*** Data for the task ***

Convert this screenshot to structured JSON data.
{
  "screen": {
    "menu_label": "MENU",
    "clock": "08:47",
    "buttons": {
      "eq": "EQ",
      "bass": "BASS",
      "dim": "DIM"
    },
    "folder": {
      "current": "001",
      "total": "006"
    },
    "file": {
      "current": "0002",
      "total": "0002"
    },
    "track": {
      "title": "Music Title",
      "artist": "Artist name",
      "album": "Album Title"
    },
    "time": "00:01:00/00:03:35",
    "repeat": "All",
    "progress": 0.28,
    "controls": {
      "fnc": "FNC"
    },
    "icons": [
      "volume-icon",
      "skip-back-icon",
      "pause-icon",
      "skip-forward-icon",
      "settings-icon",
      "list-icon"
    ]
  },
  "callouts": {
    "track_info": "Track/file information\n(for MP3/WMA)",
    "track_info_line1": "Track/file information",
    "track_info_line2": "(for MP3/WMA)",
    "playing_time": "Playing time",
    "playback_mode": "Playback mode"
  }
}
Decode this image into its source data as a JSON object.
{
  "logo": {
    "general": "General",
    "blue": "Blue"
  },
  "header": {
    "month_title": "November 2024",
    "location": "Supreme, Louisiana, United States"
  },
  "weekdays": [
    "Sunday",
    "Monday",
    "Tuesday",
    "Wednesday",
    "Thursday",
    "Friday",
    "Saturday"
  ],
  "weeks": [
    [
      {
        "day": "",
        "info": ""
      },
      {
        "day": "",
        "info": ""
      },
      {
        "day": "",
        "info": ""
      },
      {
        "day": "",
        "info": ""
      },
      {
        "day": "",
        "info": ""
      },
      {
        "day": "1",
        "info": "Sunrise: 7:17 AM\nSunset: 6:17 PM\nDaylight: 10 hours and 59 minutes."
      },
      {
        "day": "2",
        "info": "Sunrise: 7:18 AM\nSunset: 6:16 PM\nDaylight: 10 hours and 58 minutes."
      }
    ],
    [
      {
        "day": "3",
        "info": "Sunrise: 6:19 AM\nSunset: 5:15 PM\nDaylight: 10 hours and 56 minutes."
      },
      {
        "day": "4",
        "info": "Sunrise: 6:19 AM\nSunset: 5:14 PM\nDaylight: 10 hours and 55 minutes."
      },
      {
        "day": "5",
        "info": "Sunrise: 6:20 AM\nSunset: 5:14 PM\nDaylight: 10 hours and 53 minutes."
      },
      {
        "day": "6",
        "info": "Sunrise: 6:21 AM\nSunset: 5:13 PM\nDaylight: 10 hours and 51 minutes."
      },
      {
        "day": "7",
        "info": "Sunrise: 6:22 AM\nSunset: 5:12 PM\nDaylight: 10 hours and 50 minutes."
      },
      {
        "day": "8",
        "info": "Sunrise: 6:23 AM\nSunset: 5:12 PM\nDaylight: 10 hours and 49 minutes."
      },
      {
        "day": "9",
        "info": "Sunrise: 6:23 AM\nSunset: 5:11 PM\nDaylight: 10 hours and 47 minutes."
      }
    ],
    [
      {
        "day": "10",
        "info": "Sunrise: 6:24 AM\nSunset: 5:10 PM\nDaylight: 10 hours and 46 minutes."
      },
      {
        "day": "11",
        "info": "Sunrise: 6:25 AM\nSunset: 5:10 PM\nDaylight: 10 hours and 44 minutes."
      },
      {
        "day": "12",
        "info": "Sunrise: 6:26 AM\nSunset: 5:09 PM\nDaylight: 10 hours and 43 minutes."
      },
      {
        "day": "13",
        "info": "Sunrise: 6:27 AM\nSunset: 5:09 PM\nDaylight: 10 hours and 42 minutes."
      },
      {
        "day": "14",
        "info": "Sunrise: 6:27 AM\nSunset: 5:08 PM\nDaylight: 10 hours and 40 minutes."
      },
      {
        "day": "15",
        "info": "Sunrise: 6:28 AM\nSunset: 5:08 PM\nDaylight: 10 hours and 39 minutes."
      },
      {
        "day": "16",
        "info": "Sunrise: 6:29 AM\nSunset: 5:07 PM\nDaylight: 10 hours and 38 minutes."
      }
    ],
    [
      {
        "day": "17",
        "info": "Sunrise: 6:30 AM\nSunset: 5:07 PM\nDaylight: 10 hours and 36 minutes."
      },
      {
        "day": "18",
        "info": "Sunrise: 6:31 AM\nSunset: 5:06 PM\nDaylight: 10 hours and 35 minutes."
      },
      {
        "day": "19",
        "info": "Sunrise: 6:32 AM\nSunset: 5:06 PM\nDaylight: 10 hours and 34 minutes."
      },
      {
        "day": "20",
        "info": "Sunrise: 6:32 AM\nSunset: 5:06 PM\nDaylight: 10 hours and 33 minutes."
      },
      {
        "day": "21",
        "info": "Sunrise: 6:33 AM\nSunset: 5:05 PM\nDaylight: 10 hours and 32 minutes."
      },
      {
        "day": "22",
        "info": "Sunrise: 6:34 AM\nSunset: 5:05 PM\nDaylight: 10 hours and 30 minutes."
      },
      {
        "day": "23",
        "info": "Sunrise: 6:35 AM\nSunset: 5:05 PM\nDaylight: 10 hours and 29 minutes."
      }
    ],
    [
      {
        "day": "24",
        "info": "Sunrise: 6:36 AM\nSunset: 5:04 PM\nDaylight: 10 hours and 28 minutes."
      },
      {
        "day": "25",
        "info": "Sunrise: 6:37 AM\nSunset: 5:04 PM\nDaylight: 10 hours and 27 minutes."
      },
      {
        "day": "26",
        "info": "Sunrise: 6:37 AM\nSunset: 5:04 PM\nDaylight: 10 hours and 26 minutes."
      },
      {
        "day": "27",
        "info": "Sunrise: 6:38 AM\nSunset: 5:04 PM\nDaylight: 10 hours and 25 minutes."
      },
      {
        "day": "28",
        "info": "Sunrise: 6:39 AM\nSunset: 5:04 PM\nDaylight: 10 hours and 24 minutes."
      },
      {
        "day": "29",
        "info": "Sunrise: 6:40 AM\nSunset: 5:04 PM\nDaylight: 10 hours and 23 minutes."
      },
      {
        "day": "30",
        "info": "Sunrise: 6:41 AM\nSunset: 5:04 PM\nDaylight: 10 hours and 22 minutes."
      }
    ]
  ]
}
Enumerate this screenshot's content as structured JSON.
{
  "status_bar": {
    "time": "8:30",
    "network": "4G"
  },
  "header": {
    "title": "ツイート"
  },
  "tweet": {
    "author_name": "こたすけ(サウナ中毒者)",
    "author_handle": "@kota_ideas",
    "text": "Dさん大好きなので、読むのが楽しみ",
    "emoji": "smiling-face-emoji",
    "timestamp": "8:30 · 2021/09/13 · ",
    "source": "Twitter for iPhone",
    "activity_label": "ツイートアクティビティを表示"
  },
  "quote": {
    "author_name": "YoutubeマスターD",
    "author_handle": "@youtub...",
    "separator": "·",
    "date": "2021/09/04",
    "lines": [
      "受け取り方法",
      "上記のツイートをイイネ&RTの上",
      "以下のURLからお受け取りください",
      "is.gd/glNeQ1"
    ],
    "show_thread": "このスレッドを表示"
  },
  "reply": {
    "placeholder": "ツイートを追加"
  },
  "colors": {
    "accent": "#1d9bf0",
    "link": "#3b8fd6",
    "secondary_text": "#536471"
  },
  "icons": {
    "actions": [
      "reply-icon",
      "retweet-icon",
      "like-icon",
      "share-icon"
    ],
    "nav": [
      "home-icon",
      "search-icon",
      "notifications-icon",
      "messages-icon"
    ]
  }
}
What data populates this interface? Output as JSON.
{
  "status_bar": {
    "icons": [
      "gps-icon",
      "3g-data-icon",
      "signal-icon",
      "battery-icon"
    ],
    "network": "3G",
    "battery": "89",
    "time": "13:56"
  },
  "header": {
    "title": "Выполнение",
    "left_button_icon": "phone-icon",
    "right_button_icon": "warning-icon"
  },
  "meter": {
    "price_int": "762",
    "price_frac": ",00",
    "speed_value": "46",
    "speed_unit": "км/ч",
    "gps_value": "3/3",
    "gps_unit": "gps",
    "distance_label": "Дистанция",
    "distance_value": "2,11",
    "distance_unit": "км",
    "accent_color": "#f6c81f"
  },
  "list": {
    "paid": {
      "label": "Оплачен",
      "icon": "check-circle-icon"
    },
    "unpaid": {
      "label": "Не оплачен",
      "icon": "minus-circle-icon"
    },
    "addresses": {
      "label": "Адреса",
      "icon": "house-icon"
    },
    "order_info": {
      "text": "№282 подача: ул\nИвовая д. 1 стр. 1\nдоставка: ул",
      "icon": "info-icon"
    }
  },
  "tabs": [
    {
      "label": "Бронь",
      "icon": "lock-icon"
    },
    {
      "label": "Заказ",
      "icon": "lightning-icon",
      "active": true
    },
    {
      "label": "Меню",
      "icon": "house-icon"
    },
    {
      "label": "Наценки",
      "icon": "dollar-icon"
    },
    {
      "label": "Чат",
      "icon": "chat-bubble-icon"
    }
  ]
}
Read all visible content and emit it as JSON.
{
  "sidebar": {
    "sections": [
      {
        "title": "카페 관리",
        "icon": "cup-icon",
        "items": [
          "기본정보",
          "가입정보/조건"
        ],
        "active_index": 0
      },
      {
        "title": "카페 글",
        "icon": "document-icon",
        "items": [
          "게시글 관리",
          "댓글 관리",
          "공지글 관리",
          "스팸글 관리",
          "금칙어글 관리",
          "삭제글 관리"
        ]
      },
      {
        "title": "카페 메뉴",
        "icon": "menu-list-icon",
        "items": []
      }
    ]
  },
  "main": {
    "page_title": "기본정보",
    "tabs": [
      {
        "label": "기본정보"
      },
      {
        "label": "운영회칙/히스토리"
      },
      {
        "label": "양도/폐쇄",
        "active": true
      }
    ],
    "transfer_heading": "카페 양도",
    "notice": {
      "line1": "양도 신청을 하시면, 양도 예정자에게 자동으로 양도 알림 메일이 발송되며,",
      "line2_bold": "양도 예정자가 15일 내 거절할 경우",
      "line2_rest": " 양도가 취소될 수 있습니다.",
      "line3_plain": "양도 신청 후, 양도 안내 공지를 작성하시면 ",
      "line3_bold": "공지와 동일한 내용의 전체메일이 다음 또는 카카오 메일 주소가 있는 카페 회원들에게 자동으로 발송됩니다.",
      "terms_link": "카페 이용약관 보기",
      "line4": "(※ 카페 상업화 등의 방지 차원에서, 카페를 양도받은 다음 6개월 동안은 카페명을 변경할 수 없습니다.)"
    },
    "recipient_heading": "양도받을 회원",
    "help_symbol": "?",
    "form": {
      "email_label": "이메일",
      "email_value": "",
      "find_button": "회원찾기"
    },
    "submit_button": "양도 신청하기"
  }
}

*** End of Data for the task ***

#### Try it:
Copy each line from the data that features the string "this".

#### Task answer:
Convert this screenshot to structured JSON data.
Decode this image into its source data as a JSON object.
Enumerate this screenshot's content as structured JSON.
What data populates this interface? Output as JSON.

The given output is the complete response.